Web Animations API Tutorial Part 4: GroupEffects & SequenceEffects

This is Part 4 of an introductory/tutorial series on the Web Animations API coming to browsers. I've updated the series content in June 2016, as Chrome and Firefox have both rolled out major updates (and some small spec changes). If you have thoughts/questions or see that I’ve misinterpreted the spec, please reach out to me on Twitter, @dancwilson.

Let’s continue our discussion on multiple animations within the Web Animations API by discussing a few pieces available today in the polyfill to provide grouping and sequencing.

KeyframeEffects

A KeyframeEffect takes three parameters: the element to animate, an array of keyframes, and our timing options. These are all parameters we’ve seen before when using element.animate(). This new object essentially is a blueprint for a single animation and we will see it as we discuss ways to group and sequence animations. It does not start an animation, it just defines one.

var elem = document.getElementById('toAnimate');
var timings = {
  duration: 1000,
  fill: 'both'
}
var keyframes = [
  { opacity: 1 }.
  { opacity: 0 }
];

var effect = new KeyframeEffect(elem, keyframes, timings);

GroupEffects

Though not available in any native implementation yet, and not even found in the Level 1 spec, the polyfill provides a way to group animations and play them together. The GroupEffect (yes, it is coming in the Level 2 spec) groups one or more KeyframeEffects to play simultaneously.

See the Pen zGeVey by Dan Wilson (@danwilson) on CodePen.

A GroupEffect takes an effects parameter where we can pass in our array of KeyframeEffects representing our multiple animations. Once defined, we can play the group of animations on the default timeline when ready.

var elem = document.getElementById('toAnimate');
var elem2 = document.getElementById('toAnimate2');
var timings = {
  duration: 1000
}
var keyframes = [
  { opacity: 1 }.
  { opacity: 0 }
];

var kEffects = [
  new KeyframeEffect(elem, keyframes, timings),
  new KeyframeEffect(elem2, keyframes, timings)
];
var group = new GroupEffect(kEffects);
document.timeline.play(group);

SequenceEffects

Similar to the GroupEffect, SequenceEffects allow us to group together multiple animations (specified by KeyframeEffects)… but instead of playing them in parallel they play one after the other. You can also, as defined in the polyfill, use GroupEffect and SequenceEffect together (such as having a grouping of multiple sequences).

See the Pen vNYQLL by Dan Wilson (@danwilson) on CodePen.

Sequences give you something that we’ve had to work our way around with CSS or with what we’ve seen with the animations API so far. We would have to maintain delays based on duration of earlier animations or use finish callbacks. These methods can be hard to maintain and may not be as precise.

Using the earlier variables from the GroupEffect code segment:

var sequence = new SequenceEffect(kEffects);
document.timeline.play(sequence);

An Alternate Way to Create an Animation

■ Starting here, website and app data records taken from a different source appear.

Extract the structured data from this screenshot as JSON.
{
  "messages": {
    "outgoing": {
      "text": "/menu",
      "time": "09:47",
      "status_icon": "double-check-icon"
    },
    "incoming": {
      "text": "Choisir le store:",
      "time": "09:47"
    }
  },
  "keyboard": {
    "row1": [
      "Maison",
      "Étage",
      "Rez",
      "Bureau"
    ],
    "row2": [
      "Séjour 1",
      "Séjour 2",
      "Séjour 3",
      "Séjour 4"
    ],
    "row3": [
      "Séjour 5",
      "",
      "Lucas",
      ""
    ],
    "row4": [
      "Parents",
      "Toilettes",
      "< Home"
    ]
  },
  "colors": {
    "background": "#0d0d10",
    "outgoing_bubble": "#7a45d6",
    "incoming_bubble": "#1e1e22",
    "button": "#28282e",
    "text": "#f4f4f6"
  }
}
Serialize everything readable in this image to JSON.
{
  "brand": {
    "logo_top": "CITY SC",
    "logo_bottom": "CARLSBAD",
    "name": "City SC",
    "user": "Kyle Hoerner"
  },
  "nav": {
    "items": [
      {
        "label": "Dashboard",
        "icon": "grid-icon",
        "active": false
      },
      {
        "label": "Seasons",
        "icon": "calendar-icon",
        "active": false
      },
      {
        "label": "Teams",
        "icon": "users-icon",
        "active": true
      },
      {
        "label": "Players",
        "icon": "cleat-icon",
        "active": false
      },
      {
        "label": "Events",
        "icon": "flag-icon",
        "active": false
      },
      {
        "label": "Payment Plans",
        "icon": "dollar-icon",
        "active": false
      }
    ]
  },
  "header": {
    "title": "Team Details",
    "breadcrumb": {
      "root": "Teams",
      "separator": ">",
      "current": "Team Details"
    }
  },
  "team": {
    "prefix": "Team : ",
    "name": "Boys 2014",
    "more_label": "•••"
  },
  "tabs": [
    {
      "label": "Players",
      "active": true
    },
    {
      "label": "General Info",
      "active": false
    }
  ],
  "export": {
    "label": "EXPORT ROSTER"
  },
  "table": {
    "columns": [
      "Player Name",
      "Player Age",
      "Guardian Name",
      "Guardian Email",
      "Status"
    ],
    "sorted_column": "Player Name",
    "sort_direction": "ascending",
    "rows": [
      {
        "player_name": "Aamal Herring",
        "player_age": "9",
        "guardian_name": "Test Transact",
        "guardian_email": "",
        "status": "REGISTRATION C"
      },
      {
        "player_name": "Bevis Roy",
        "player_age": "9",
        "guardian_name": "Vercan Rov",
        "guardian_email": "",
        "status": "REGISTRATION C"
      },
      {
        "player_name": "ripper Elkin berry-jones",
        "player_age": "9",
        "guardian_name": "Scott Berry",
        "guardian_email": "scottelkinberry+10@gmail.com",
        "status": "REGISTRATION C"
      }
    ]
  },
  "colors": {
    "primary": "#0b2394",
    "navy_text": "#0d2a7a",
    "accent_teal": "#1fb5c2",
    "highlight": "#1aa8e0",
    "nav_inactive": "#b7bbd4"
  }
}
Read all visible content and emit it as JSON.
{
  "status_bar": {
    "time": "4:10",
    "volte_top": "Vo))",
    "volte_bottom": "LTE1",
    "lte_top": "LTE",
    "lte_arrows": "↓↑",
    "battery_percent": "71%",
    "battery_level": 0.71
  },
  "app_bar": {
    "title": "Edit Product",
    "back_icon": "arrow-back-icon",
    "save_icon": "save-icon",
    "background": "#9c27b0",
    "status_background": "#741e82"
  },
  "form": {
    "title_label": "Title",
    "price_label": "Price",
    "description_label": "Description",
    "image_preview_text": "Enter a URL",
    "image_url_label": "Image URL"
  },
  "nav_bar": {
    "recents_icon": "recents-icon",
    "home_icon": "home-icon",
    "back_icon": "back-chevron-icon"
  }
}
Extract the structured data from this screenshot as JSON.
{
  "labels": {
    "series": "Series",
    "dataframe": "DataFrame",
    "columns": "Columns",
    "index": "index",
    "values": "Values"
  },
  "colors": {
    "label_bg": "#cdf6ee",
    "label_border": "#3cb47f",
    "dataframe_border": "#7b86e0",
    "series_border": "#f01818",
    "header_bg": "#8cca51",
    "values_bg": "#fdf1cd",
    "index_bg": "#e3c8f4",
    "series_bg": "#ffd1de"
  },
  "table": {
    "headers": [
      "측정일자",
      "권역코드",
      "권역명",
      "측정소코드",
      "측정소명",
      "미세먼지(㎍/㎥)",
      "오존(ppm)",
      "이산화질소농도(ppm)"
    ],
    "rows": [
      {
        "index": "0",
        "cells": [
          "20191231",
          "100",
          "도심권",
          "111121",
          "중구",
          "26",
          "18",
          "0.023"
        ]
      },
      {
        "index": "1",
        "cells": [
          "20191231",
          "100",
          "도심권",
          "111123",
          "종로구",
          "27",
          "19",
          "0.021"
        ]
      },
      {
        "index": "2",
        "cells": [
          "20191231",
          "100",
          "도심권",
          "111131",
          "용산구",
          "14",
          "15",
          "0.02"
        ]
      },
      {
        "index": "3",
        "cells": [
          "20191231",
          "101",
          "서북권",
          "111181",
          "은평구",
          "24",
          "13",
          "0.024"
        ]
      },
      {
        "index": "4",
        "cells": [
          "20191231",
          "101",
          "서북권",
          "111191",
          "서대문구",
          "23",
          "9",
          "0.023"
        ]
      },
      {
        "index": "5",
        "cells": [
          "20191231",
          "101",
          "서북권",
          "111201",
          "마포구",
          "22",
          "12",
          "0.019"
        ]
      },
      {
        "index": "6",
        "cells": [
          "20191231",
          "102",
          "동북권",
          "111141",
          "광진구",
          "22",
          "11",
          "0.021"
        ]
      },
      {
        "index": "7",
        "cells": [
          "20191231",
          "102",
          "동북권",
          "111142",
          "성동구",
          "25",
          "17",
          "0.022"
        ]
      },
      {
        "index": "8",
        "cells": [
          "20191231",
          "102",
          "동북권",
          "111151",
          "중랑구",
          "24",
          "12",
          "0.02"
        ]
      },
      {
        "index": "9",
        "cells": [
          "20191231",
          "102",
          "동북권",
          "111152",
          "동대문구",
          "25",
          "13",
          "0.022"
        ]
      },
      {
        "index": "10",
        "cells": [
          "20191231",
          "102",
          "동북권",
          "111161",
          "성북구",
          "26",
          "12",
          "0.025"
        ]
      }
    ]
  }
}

We have previously looked at the element.animate() way to create animations. This is the quick way to create an animation, play it immediately, and get a reference to the Animation object. We focused on this first since it has been supported in Chrome for a while now, as well as the polyfill. Firefox is the first to support an alternate way: the Animation constructor. It shows us one more way to use the KeyframeEffect, and it is in the Level 1 spec so we should see more use of this soon.

First a reminder of how element.animate() works:

var elem = document.getElementById('toAnimate');
var timings = {
  duration: 1000,
  fill: 'both'
}
var keyframes = [
  { opacity: 1 }.
  { opacity: 0 }
];

elem.animate(keyframes, timings);

Using the same variables as above, the following is equivalent using the Animation constructor:

var kEffect = new KeyframeEffect(elem, keyframes, timings);
var player = new Animation(kEffect, elem.ownerDocument.timeline);
player.play();

The primary difference here is that the animation does not start playing immediately, so this will be useful when creating animations in advance to be played later.

Wrap Up and Next Time

As the Level 2 spec makes its way through the working drafts, we should see more definition on these different Effects. There are two more planned posts in this series. Next time we will take a look at the future again with what else we can expect to see soon.

Check out the rest of this series: